__TASK BRIEF__.
Below are some entries. Output each one exactly as it appears.

__TASK INPUT__.
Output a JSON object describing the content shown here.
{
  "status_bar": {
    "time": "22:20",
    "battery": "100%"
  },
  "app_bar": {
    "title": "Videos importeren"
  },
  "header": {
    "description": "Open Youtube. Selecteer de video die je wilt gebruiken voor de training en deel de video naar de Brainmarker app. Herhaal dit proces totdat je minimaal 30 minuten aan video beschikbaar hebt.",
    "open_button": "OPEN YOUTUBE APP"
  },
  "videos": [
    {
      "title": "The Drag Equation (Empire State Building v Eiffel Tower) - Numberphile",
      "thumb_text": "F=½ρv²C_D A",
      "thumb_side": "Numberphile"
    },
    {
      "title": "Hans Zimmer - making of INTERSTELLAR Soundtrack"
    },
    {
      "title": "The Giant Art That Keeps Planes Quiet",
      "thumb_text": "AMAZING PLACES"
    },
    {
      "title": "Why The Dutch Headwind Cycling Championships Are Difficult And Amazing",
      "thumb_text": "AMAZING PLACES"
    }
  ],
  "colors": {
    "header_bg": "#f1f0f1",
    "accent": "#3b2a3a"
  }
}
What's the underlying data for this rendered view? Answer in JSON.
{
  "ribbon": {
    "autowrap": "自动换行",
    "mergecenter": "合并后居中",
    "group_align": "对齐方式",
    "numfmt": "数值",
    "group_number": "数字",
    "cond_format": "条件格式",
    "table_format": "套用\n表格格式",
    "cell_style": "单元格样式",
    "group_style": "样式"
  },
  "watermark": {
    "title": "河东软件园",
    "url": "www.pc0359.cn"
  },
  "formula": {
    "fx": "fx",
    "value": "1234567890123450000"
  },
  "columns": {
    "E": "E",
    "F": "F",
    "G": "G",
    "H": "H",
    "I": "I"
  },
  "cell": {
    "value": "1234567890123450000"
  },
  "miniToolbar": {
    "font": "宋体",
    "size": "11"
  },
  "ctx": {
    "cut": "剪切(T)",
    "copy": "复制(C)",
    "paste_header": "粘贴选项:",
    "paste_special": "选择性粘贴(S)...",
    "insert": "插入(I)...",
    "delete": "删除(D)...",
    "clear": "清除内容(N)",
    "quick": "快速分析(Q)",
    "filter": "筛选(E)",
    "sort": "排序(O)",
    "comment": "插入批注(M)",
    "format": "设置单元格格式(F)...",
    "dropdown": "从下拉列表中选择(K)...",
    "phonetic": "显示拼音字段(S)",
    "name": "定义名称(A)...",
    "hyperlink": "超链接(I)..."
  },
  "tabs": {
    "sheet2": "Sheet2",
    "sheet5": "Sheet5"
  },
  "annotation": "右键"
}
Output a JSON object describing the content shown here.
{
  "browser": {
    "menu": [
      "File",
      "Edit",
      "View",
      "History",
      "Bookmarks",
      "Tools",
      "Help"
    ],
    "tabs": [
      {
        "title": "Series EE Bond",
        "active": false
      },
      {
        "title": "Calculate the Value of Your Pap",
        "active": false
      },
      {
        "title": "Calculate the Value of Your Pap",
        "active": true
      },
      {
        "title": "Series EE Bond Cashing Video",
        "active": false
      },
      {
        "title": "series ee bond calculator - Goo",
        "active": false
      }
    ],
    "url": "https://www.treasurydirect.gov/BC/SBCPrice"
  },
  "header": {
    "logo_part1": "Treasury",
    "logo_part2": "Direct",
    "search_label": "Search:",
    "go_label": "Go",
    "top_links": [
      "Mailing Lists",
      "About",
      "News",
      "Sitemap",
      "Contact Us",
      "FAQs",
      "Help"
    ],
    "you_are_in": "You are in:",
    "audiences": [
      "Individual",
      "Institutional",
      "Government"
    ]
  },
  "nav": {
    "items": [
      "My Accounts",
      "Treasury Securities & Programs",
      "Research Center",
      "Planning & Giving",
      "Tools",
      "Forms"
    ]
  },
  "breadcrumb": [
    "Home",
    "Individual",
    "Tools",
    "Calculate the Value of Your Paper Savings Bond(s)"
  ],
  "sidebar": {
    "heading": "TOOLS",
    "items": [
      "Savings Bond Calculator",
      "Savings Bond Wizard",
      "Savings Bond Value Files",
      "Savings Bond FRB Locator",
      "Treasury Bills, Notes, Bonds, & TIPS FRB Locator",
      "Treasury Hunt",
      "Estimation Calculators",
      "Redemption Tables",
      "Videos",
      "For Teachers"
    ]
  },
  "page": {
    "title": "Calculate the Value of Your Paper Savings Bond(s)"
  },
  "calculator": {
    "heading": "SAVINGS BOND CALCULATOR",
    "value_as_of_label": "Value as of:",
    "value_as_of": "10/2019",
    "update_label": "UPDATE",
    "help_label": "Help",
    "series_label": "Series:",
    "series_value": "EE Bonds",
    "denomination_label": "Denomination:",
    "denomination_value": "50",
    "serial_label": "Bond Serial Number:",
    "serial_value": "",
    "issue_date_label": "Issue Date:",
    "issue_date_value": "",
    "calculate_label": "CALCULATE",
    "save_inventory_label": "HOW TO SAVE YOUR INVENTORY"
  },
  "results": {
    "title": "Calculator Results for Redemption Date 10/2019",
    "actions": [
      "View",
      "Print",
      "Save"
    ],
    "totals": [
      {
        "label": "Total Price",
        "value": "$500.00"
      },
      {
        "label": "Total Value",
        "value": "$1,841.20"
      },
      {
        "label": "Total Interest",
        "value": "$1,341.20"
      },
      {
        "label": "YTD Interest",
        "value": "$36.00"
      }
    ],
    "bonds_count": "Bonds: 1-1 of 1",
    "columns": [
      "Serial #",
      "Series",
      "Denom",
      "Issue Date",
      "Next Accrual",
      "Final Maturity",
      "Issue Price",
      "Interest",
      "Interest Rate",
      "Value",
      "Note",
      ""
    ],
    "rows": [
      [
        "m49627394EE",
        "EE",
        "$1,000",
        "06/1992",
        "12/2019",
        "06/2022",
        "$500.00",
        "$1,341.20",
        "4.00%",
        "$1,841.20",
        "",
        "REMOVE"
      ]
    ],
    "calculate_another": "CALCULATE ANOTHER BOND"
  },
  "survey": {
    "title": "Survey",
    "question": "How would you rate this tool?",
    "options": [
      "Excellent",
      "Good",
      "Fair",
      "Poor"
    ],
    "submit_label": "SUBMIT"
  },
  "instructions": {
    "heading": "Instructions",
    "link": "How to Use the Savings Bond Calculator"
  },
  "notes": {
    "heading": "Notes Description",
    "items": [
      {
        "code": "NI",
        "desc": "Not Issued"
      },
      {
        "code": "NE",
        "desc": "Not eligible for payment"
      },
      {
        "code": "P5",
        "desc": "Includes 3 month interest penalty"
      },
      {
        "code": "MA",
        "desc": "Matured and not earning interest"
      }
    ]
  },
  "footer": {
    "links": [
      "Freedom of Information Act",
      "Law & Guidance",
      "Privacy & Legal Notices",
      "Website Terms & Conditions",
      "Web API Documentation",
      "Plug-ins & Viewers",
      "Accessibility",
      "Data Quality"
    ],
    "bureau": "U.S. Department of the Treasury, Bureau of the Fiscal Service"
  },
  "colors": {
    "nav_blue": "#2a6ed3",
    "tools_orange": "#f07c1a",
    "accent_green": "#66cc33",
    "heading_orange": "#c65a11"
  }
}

__EXERCISE SOLUTION__.
Output a JSON object describing the content shown here.
{
  "status_bar": {
    "time": "22:20",
    "battery": "100%"
  },
  "app_bar": {
    "title": "Videos importeren"
  },
  "header": {
    "description": "Open Youtube. Selecteer de video die je wilt gebruiken voor de training en deel de video naar de Brainmarker app. Herhaal dit proces totdat je minimaal 30 minuten aan video beschikbaar hebt.",
    "open_button": "OPEN YOUTUBE APP"
  },
  "videos": [
    {
      "title": "The Drag Equation (Empire State Building v Eiffel Tower) - Numberphile",
      "thumb_text": "F=½ρv²C_D A",
      "thumb_side": "Numberphile"
    },
    {
      "title": "Hans Zimmer - making of INTERSTELLAR Soundtrack"
    },
    {
      "title": "The Giant Art That Keeps Planes Quiet",
      "thumb_text": "AMAZING PLACES"
    },
    {
      "title": "Why The Dutch Headwind Cycling Championships Are Difficult And Amazing",
      "thumb_text": "AMAZING PLACES"
    }
  ],
  "colors": {
    "header_bg": "#f1f0f1",
    "accent": "#3b2a3a"
  }
}
What's the underlying data for this rendered view? Answer in JSON.
{
  "ribbon": {
    "autowrap": "自动换行",
    "mergecenter": "合并后居中",
    "group_align": "对齐方式",
    "numfmt": "数值",
    "group_number": "数字",
    "cond_format": "条件格式",
    "table_format": "套用\n表格格式",
    "cell_style": "单元格样式",
    "group_style": "样式"
  },
  "watermark": {
    "title": "河东软件园",
    "url": "www.pc0359.cn"
  },
  "formula": {
    "fx": "fx",
    "value": "1234567890123450000"
  },
  "columns": {
    "E": "E",
    "F": "F",
    "G": "G",
    "H": "H",
    "I": "I"
  },
  "cell": {
    "value": "1234567890123450000"
  },
  "miniToolbar": {
    "font": "宋体",
    "size": "11"
  },
  "ctx": {
    "cut": "剪切(T)",
    "copy": "复制(C)",
    "paste_header": "粘贴选项:",
    "paste_special": "选择性粘贴(S)...",
    "insert": "插入(I)...",
    "delete": "删除(D)...",
    "clear": "清除内容(N)",
    "quick": "快速分析(Q)",
    "filter": "筛选(E)",
    "sort": "排序(O)",
    "comment": "插入批注(M)",
    "format": "设置单元格格式(F)...",
    "dropdown": "从下拉列表中选择(K)...",
    "phonetic": "显示拼音字段(S)",
    "name": "定义名称(A)...",
    "hyperlink": "超链接(I)..."
  },
  "tabs": {
    "sheet2": "Sheet2",
    "sheet5": "Sheet5"
  },
  "annotation": "右键"
}
Output a JSON object describing the content shown here.
{
  "browser": {
    "menu": [
      "File",
      "Edit",
      "View",
      "History",
      "Bookmarks",
      "Tools",
      "Help"
    ],
    "tabs": [
      {
        "title": "Series EE Bond",
        "active": false
      },
      {
        "title": "Calculate the Value of Your Pap",
        "active": false
      },
      {
        "title": "Calculate the Value of Your Pap",
        "active": true
      },
      {
        "title": "Series EE Bond Cashing Video",
        "active": false
      },
      {
        "title": "series ee bond calculator - Goo",
        "active": false
      }
    ],
    "url": "https://www.treasurydirect.gov/BC/SBCPrice"
  },
  "header": {
    "logo_part1": "Treasury",
    "logo_part2": "Direct",
    "search_label": "Search:",
    "go_label": "Go",
    "top_links": [
      "Mailing Lists",
      "About",
      "News",
      "Sitemap",
      "Contact Us",
      "FAQs",
      "Help"
    ],
    "you_are_in": "You are in:",
    "audiences": [
      "Individual",
      "Institutional",
      "Government"
    ]
  },
  "nav": {
    "items": [
      "My Accounts",
      "Treasury Securities & Programs",
      "Research Center",
      "Planning & Giving",
      "Tools",
      "Forms"
    ]
  },
  "breadcrumb": [
    "Home",
    "Individual",
    "Tools",
    "Calculate the Value of Your Paper Savings Bond(s)"
  ],
  "sidebar": {
    "heading": "TOOLS",
    "items": [
      "Savings Bond Calculator",
      "Savings Bond Wizard",
      "Savings Bond Value Files",
      "Savings Bond FRB Locator",
      "Treasury Bills, Notes, Bonds, & TIPS FRB Locator",
      "Treasury Hunt",
      "Estimation Calculators",
      "Redemption Tables",
      "Videos",
      "For Teachers"
    ]
  },
  "page": {
    "title": "Calculate the Value of Your Paper Savings Bond(s)"
  },
  "calculator": {
    "heading": "SAVINGS BOND CALCULATOR",
    "value_as_of_label": "Value as of:",
    "value_as_of": "10/2019",
    "update_label": "UPDATE",
    "help_label": "Help",
    "series_label": "Series:",
    "series_value": "EE Bonds",
    "denomination_label": "Denomination:",
    "denomination_value": "50",
    "serial_label": "Bond Serial Number:",
    "serial_value": "",
    "issue_date_label": "Issue Date:",
    "issue_date_value": "",
    "calculate_label": "CALCULATE",
    "save_inventory_label": "HOW TO SAVE YOUR INVENTORY"
  },
  "results": {
    "title": "Calculator Results for Redemption Date 10/2019",
    "actions": [
      "View",
      "Print",
      "Save"
    ],
    "totals": [
      {
        "label": "Total Price",
        "value": "$500.00"
      },
      {
        "label": "Total Value",
        "value": "$1,841.20"
      },
      {
        "label": "Total Interest",
        "value": "$1,341.20"
      },
      {
        "label": "YTD Interest",
        "value": "$36.00"
      }
    ],
    "bonds_count": "Bonds: 1-1 of 1",
    "columns": [
      "Serial #",
      "Series",
      "Denom",
      "Issue Date",
      "Next Accrual",
      "Final Maturity",
      "Issue Price",
      "Interest",
      "Interest Rate",
      "Value",
      "Note",
      ""
    ],
    "rows": [
      [
        "m49627394EE",
        "EE",
        "$1,000",
        "06/1992",
        "12/2019",
        "06/2022",
        "$500.00",
        "$1,341.20",
        "4.00%",
        "$1,841.20",
        "",
        "REMOVE"
      ]
    ],
    "calculate_another": "CALCULATE ANOTHER BOND"
  },
  "survey": {
    "title": "Survey",
    "question": "How would you rate this tool?",
    "options": [
      "Excellent",
      "Good",
      "Fair",
      "Poor"
    ],
    "submit_label": "SUBMIT"
  },
  "instructions": {
    "heading": "Instructions",
    "link": "How to Use the Savings Bond Calculator"
  },
  "notes": {
    "heading": "Notes Description",
    "items": [
      {
        "code": "NI",
        "desc": "Not Issued"
      },
      {
        "code": "NE",
        "desc": "Not eligible for payment"
      },
      {
        "code": "P5",
        "desc": "Includes 3 month interest penalty"
      },
      {
        "code": "MA",
        "desc": "Matured and not earning interest"
      }
    ]
  },
  "footer": {
    "links": [
      "Freedom of Information Act",
      "Law & Guidance",
      "Privacy & Legal Notices",
      "Website Terms & Conditions",
      "Web API Documentation",
      "Plug-ins & Viewers",
      "Accessibility",
      "Data Quality"
    ],
    "bureau": "U.S. Department of the Treasury, Bureau of the Fiscal Service"
  },
  "colors": {
    "nav_blue": "#2a6ed3",
    "tools_orange": "#f07c1a",
    "accent_green": "#66cc33",
    "heading_orange": "#c65a11"
  }
}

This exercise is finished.